REQUIRED ACTION:
Every line below that carries the word "label" needs to be copied.

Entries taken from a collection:
○ ○ ○

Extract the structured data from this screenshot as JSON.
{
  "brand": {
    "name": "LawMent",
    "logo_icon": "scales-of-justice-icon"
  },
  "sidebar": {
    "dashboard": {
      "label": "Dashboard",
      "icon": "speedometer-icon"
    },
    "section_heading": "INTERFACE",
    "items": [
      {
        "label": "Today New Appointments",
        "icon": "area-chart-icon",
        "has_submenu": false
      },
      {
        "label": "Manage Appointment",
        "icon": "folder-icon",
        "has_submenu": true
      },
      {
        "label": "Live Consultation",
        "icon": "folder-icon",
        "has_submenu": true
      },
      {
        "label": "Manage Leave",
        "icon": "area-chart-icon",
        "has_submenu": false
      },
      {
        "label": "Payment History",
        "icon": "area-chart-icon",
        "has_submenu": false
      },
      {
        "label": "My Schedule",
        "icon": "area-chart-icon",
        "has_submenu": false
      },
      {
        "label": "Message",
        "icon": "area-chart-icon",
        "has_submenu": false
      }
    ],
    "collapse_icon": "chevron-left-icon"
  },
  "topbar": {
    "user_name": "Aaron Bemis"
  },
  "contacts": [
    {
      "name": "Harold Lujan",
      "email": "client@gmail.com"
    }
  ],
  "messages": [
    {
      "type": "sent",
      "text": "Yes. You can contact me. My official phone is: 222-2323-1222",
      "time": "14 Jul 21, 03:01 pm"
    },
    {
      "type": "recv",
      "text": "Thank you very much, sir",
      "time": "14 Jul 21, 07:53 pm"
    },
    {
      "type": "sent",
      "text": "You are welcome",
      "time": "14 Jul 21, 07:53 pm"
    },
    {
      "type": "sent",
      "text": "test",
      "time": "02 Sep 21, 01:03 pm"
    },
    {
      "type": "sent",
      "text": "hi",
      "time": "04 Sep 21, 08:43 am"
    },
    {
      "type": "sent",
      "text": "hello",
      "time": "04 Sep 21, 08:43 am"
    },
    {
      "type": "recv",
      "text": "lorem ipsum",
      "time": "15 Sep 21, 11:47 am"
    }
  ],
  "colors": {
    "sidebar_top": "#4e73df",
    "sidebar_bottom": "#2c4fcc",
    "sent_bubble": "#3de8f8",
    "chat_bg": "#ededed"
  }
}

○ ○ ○

EXPECTED ANSWER:
      "label": "Dashboard",
        "label": "Today New Appointments",
        "label": "Manage Appointment",
        "label": "Live Consultation",
        "label": "Manage Leave",
        "label": "Payment History",
        "label": "My Schedule",
        "label": "Message",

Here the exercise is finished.